James Gilchrist and Anna Tilbrook
James Gilchrist – tenor
Anna Tilbrook – piano
|JULIAN PHILIPS||Love Songs for Mary Joyce|
|Four Shakespeare Songs|
|QUILTER||O Mistress Mine |
Fear no more the heat of the sun
|DRING||Take, O take those lips away |
It was a lover and his lass
|VAUGHAN WILLIAMS||Songs of Travel|
James Gilchrist’s extensive concert repertoire has seen him perform in major concert halls throughout the world with some notable conductors. Recent highlights have included performances in St. Petersburg, Madrid, the Leipzig Gewandhaus and Tokyo. A prolific and versatile recitalist, he enjoys imaginative and varied programming in collaboration with acclaimed pianist Anna Tilbrook. We welcome them both back for their second concert at Skipton Music.
SKIPTON MUSIC – TRIUMPANT END TO THE SEASON
Skipton Music enjoyed a triumphant end to its 2018-19 season with a wonderfully varied recital by James Gilchrist (tenor) and Anna Tilbrook (piano).
They began their recital with the “Liederkreis” by Robert Schumann to poems by Heinrich Heine.
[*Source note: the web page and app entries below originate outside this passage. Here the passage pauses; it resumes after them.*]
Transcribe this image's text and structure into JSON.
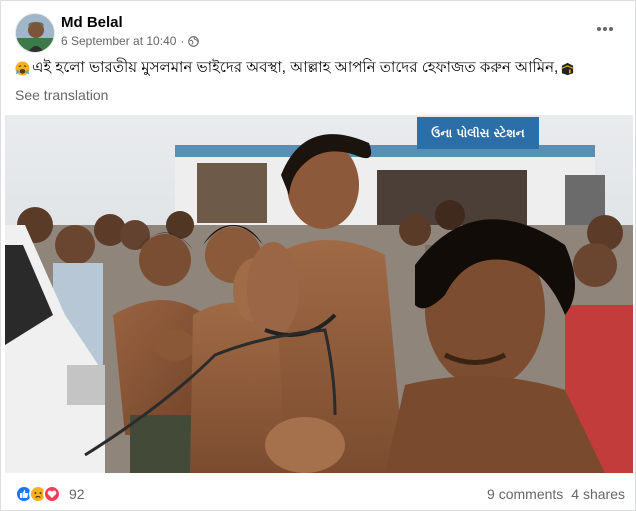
{
  "post": {
    "author": "Md Belal",
    "timestamp": "6 September at 10:40",
    "separator": "·",
    "privacy_icon": "globe-icon",
    "text": "এই হলো ভারতীয় মুসলমান ভাইদের অবস্থা, আল্লাহ আপনি তাদের হেফাজত করুন আমিন,",
    "leading_emoji": "weary-face-emoji",
    "trailing_emoji": "kaaba-emoji",
    "see_translation": "See translation"
  },
  "photo": {
    "sign_text": "ઉના પોલીસ સ્ટેશન"
  },
  "stats": {
    "reaction_icons": [
      "like-icon",
      "sad-icon",
      "love-icon"
    ],
    "reaction_count": "92",
    "comments": "9 comments",
    "shares": "4 shares"
  },
  "colors": {
    "like": "#1877f2",
    "sad": "#f7b125",
    "love": "#f33e58",
    "secondary_text": "#65676b"
  }
}
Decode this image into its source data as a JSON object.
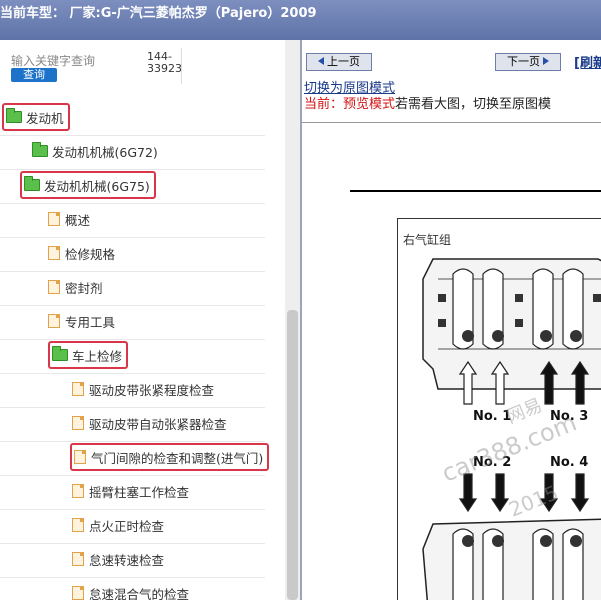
{
  "title": "当前车型：  厂家:G-广汽三菱帕杰罗（Pajero）2009",
  "left_panel": {
    "search_placeholder": "输入关键字查询",
    "query_label": "查询",
    "code": "144-33923",
    "tree": [
      {
        "label": "发动机",
        "icon": "folder-icon",
        "indent": 0,
        "highlighted": true
      },
      {
        "label": "发动机机械(6G72)",
        "icon": "folder-icon",
        "indent": 1,
        "highlighted": false
      },
      {
        "label": "发动机机械(6G75)",
        "icon": "folder-icon",
        "indent": 1,
        "highlighted": true
      },
      {
        "label": "概述",
        "icon": "page-icon",
        "indent": 2,
        "highlighted": false
      },
      {
        "label": "检修规格",
        "icon": "page-icon",
        "indent": 2,
        "highlighted": false
      },
      {
        "label": "密封剂",
        "icon": "page-icon",
        "indent": 2,
        "highlighted": false
      },
      {
        "label": "专用工具",
        "icon": "page-icon",
        "indent": 2,
        "highlighted": false
      },
      {
        "label": "车上检修",
        "icon": "folder-icon",
        "indent": 2,
        "highlighted": true
      },
      {
        "label": "驱动皮带张紧程度检查",
        "icon": "page-icon",
        "indent": 3,
        "highlighted": false
      },
      {
        "label": "驱动皮带自动张紧器检查",
        "icon": "page-icon",
        "indent": 3,
        "highlighted": false
      },
      {
        "label": "气门间隙的检查和调整(进气门)",
        "icon": "page-icon",
        "indent": 3,
        "highlighted": true
      },
      {
        "label": "摇臂柱塞工作检查",
        "icon": "page-icon",
        "indent": 3,
        "highlighted": false
      },
      {
        "label": "点火正时检查",
        "icon": "page-icon",
        "indent": 3,
        "highlighted": false
      },
      {
        "label": "怠速转速检查",
        "icon": "page-icon",
        "indent": 3,
        "highlighted": false
      },
      {
        "label": "怠速混合气的检查",
        "icon": "page-icon",
        "indent": 3,
        "highlighted": false
      }
    ]
  },
  "right_panel": {
    "prev_label": "上一页",
    "next_label": "下一页",
    "refresh_label": "[刷新",
    "switch_link": "切换为原图模式",
    "mode_prefix": "当前：",
    "mode_name": "预览模式",
    "mode_hint": "若需看大图，切换至原图模",
    "figure": {
      "title": "右气缸组",
      "cylinders": [
        "No. 1",
        "No. 3",
        "No. 2",
        "No. 4"
      ],
      "watermark": "car388.com",
      "watermark_small": "网易",
      "watermark_year": "2015"
    }
  },
  "colors": {
    "highlight": "#d9364a",
    "link": "#1a3a8a",
    "mode_red": "#d21414",
    "titlebar": "#6b7fb3"
  }
}
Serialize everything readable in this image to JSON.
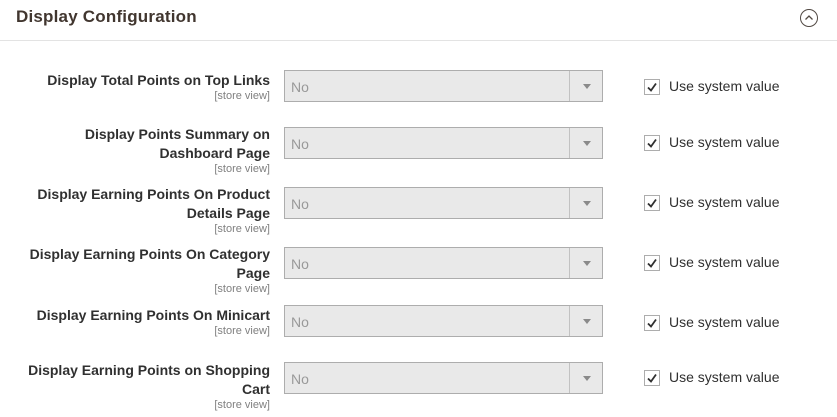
{
  "section": {
    "title": "Display Configuration"
  },
  "rows": [
    {
      "label": "Display Total Points on Top Links",
      "scope": "[store view]",
      "value": "No",
      "use_system_label": "Use system value",
      "checked": true
    },
    {
      "label": "Display Points Summary on Dashboard Page",
      "scope": "[store view]",
      "value": "No",
      "use_system_label": "Use system value",
      "checked": true
    },
    {
      "label": "Display Earning Points On Product Details Page",
      "scope": "[store view]",
      "value": "No",
      "use_system_label": "Use system value",
      "checked": true
    },
    {
      "label": "Display Earning Points On Category Page",
      "scope": "[store view]",
      "value": "No",
      "use_system_label": "Use system value",
      "checked": true
    },
    {
      "label": "Display Earning Points On Minicart",
      "scope": "[store view]",
      "value": "No",
      "use_system_label": "Use system value",
      "checked": true
    },
    {
      "label": "Display Earning Points on Shopping Cart",
      "scope": "[store view]",
      "value": "No",
      "use_system_label": "Use system value",
      "checked": true
    }
  ],
  "icons": {
    "collapse": "chevron-up-circle-icon",
    "dropdown": "chevron-down-icon",
    "check": "check-icon"
  },
  "colors": {
    "disabled_select_bg": "#e9e9e9",
    "border": "#adadad",
    "title": "#41362f"
  }
}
Unlike the song cycles of Schubert, this work does not tell a continuous story, but for all that James and Anna brought out to the full the dramatic character of this highly-charged music. The next work continued in the same vein but a very different musical idiom, a setting by the contemporary composer Julian Philips of six poems written by the English romantic poet John Clare to his imaginary lover – or wife – Mary Joyce. This is part of a longer project to pair settings of German and English romantic poets, and on this first hearing the English poets and their composers stand up well to the challenge; John Clare’s searing imagery is as powerful and haunting as that of Heine, and the music matches it with its alternation of quieter, more lyrical passages and anguished outbursts. Perhaps we can persuade James and Anna to bring other parts of their project to us in future years!
After the emotional roller-coaster of the first half, the second half of the concert provided some relatively light relief with delightful settings of Shakespeare by the English composers Roger Quilter and Madeleine Dring. The concert ended with another powerful and beautiful song-cycle, settings by Ralph Vaughan Williams of eight of the “songs of travel” of Robert Louis Stephenson. It is fascinating how the image of the itinerant young man, driven by fortune or misfortune to trudge from town to town, continues to haunt us even in our relatively stable century. James and Anna brought out beautifully the contrasts in this luminous score, both the pain and weariness and the moments of exaltation, bringing the whole evening to a richly satisfying close.
It was a great pity that the committee had not been able to provide words of the poems (and a translation of Heine’s German). As James said in his introductory remarks, songs represent at their best a remarkable fusion of poetry and music, and however well the singer projects the words the listener will never be able to catch them all – especially in a resonant acoustic like Christ Church. Perhaps this is a point the committee could bear in mind for the next season. But with that tiny caveat I would like to applaud them – and in particular Bunty Leder, who is now stepping down as concerts secretary after many years in charge – for a wonderfully varied and successful season. Long may Skipton Music continue to flourish!